By “creative conscience,” I don’t mean a moral compass that dictates what we do and don’t create. I mean a still, small voice that haunts us when we aren’t creating and hounds us for not achieving milestones.
The creative conscience is like an internal secretary: it dictates goals and nags us until we accomplish them. It scolds us when we become distracted. It convicts us for procrastinating. Perhaps it even belittles the goals we have set, suggesting they are too lax to make any significant progress. It is always measuring, always scrutinizing, always correcting, and—occasionally—applauding our efforts. The creative conscience defines our view of our own work volume.
I say work volume here because in my experience, the creative conscience is more interested in how much I create than how good it is. Does this sound familiar?
For some of us, that means we adhere to tight publishing schedules. For others, that means we want to crank out a couple big works a year or various smaller ones—or even just complete that one glorious project over the next couple of years. We all have goals.
And we all see others with more aggressive goals. We all see others publishing and selling way more books than we are. We all see others receiving accolades and rankings that we aren’t. We’re just trying to keep up with our own set of goals… and our creative conscience is plaguing our heart out.

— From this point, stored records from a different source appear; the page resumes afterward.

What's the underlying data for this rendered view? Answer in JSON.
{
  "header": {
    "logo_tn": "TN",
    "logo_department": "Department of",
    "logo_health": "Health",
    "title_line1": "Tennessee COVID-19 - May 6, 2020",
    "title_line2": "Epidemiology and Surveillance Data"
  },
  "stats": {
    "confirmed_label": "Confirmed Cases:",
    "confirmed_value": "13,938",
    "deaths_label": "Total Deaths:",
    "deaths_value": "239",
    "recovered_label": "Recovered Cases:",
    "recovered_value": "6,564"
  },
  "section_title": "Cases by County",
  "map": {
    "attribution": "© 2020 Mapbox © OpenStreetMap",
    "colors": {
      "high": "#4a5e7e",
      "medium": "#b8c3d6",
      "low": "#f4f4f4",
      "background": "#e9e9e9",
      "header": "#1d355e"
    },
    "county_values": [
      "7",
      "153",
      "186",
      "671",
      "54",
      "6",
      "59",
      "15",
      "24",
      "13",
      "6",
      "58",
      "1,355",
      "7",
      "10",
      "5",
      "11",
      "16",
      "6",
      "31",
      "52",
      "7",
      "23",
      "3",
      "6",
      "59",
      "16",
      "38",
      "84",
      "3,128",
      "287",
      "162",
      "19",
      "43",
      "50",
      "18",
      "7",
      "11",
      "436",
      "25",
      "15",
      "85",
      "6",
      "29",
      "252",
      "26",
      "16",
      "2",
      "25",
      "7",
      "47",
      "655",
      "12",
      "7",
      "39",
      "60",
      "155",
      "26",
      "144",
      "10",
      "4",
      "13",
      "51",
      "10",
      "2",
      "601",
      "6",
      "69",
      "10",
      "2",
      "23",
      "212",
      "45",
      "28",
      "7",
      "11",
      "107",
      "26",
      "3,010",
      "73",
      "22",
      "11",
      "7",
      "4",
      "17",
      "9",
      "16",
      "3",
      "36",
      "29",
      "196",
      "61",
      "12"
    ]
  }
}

Some of us are more prone to despair and negative self-talk than others, which means that their creative consciences probably feel like internal persecution more often than not. But just as having a secretary can help keep you on track, that still, small voice can hold you accountable when it matters.

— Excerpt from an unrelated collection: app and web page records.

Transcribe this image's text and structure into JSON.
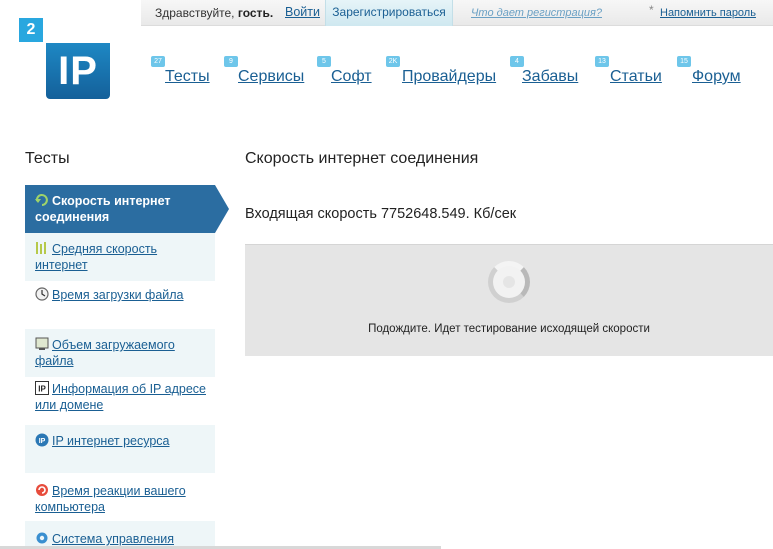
{
  "topbar": {
    "greeting_prefix": "Здравствуйте,",
    "greeting_user": "гость.",
    "login": "Войти",
    "register": "Зарегистрироваться",
    "what_registration": "Что дает регистрация?",
    "asterisk": "*",
    "remind_password": "Напомнить пароль"
  },
  "logo": {
    "badge": "2",
    "text": "IP"
  },
  "nav": [
    {
      "badge": "27",
      "label": "Тесты"
    },
    {
      "badge": "9",
      "label": "Сервисы"
    },
    {
      "badge": "5",
      "label": "Софт"
    },
    {
      "badge": "2K",
      "label": "Провайдеры"
    },
    {
      "badge": "4",
      "label": "Забавы"
    },
    {
      "badge": "13",
      "label": "Статьи"
    },
    {
      "badge": "15",
      "label": "Форум"
    }
  ],
  "sidebar": {
    "title": "Тесты",
    "items": [
      {
        "label": "Скорость интернет соединения",
        "icon": "refresh-arrow-icon"
      },
      {
        "label": "Средняя скорость интернет",
        "icon": "bars-icon"
      },
      {
        "label": "Время загрузки файла",
        "icon": "clock-icon"
      },
      {
        "label": "Объем загружаемого файла",
        "icon": "monitor-icon"
      },
      {
        "label": "Информация об IP адресе или домене",
        "icon": "ip-icon"
      },
      {
        "label": "IP интернет ресурса",
        "icon": "ip-circle-icon"
      },
      {
        "label": "Время реакции вашего компьютера",
        "icon": "reaction-icon"
      },
      {
        "label": "Система управления",
        "icon": "gear-icon"
      }
    ]
  },
  "main": {
    "title": "Скорость интернет соединения",
    "incoming_speed": "Входящая скорость 7752648.549. Кб/сек",
    "wait_message": "Подождите. Идет тестирование исходящей скорости"
  },
  "colors": {
    "link": "#1a5f93",
    "active": "#2b6da1",
    "accent": "#29a7df"
  }
}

Let’s be real: not every minute we spend away from our notebooks or word documents is wasted. We need to get out and do other things. We need to spend time in the company of others, in nature, in prayer, in all sorts of activities that take us outside of ourselves and let our creative engines rest.

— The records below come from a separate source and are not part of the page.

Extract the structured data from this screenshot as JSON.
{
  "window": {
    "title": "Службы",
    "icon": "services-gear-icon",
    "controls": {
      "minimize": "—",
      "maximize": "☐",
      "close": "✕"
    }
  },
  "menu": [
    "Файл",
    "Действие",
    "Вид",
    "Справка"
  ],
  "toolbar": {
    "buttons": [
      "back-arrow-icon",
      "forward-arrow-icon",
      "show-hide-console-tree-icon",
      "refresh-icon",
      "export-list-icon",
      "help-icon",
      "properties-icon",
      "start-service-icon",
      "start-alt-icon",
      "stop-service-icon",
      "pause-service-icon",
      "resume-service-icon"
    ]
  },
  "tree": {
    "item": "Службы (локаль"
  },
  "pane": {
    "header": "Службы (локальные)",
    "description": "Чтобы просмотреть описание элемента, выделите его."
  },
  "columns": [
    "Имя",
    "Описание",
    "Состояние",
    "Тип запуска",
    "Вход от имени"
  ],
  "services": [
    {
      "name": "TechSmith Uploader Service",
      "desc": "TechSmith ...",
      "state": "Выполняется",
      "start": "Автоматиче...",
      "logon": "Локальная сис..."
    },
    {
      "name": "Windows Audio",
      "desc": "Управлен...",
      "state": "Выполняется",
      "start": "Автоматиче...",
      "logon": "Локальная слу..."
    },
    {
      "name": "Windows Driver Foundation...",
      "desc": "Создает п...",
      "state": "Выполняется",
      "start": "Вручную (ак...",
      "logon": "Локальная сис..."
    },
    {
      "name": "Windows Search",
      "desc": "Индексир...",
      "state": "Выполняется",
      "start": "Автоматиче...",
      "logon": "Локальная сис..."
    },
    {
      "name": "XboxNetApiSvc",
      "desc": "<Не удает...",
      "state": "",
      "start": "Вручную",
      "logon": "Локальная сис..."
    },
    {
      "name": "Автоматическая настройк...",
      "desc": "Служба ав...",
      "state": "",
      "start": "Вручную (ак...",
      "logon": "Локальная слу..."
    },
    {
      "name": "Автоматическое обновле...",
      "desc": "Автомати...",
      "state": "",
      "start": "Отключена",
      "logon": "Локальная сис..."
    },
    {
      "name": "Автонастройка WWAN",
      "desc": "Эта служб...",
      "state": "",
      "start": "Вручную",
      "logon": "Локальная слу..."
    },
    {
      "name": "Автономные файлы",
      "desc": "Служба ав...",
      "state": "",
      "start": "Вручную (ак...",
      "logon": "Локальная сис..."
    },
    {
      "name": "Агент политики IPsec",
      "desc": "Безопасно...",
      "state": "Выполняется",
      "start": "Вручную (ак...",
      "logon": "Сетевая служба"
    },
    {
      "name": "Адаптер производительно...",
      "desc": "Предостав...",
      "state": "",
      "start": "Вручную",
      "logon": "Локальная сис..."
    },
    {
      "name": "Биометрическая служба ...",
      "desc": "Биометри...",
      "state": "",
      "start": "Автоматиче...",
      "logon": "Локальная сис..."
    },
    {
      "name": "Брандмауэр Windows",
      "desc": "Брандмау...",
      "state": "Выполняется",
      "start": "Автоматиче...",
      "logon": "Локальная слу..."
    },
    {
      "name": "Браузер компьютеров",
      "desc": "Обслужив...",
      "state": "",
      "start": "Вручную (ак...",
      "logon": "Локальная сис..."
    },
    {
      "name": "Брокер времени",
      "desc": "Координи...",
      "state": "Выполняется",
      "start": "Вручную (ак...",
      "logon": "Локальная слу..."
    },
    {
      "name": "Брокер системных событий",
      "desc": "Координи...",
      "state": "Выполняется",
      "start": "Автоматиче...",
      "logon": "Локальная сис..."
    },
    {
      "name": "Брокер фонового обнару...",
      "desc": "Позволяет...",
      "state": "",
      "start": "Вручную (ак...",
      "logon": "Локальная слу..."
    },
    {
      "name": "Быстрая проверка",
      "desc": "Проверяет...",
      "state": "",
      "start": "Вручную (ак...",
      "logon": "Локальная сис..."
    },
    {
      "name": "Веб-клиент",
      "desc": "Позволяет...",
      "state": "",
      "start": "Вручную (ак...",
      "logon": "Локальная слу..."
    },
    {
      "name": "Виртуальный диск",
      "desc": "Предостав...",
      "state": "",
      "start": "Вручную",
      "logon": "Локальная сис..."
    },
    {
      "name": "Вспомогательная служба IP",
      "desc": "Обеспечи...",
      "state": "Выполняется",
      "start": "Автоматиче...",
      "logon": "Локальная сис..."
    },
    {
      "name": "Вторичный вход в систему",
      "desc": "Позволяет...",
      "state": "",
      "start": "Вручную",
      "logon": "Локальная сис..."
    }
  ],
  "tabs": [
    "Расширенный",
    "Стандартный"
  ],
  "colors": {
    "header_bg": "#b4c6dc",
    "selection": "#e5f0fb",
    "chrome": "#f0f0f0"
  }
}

But let’s be honest: not every minute we spend away from our projects is well-used either. Social media (which has wired our brains to compare ourselves with others, by the way), cat videos, email checking, and a host of other activities vie for our valuable off-duty time. These activities are not bad in themselves, but I name the because they have the tendency to devour more time than we realize—and then we wonder why we aren’t making as much progress in our writing as we’d hoped. In such cases, a sharp kick-in-the-pants from our creative conscience might be just what we need.
What we feed our mind and what behaviors we permit ourselves affects the way we perceive right and wrong. Likewise, how we analyze others’ success and what we tell ourselves about our own work will affect how much guilt-tripping we endure. It’s nearly impossible not to compare ourselves with more “successful” writers, which means we must be mindful of the takeaways we draw from their success. Do we leave feeling like our own work stands no chance? Do we leave lamenting our own lack of marketing skills? Do we leave feeling like we will never have a large enough library of original work to maintain a steady audience?
It is easy to feel all of those things. I say this to myself as much as I say it to you: rather than let your creative conscience scold you for not measuring up, consider incorporating some of those successful writers’ habits into your own routine. Evaluate whether some of their practices are realistic for you, and try to build them into your own plan. Focus less on whether that will give you identical results, and focus more on letting your creative conscience adapt to these new expectations. At the end of the day, nothing will go 100% according to plan—so why set your heart on cranking out a specific number of works unless you can be proud of their quality?
But let’s be careful not to dismiss those internal proddings when we know we are making excuses… because we have that creative conscience for a reason.
What’s your take on the creative conscience? Do you find it more often helps or hinders you?
How do you maintain healthy expectations of your own productivity?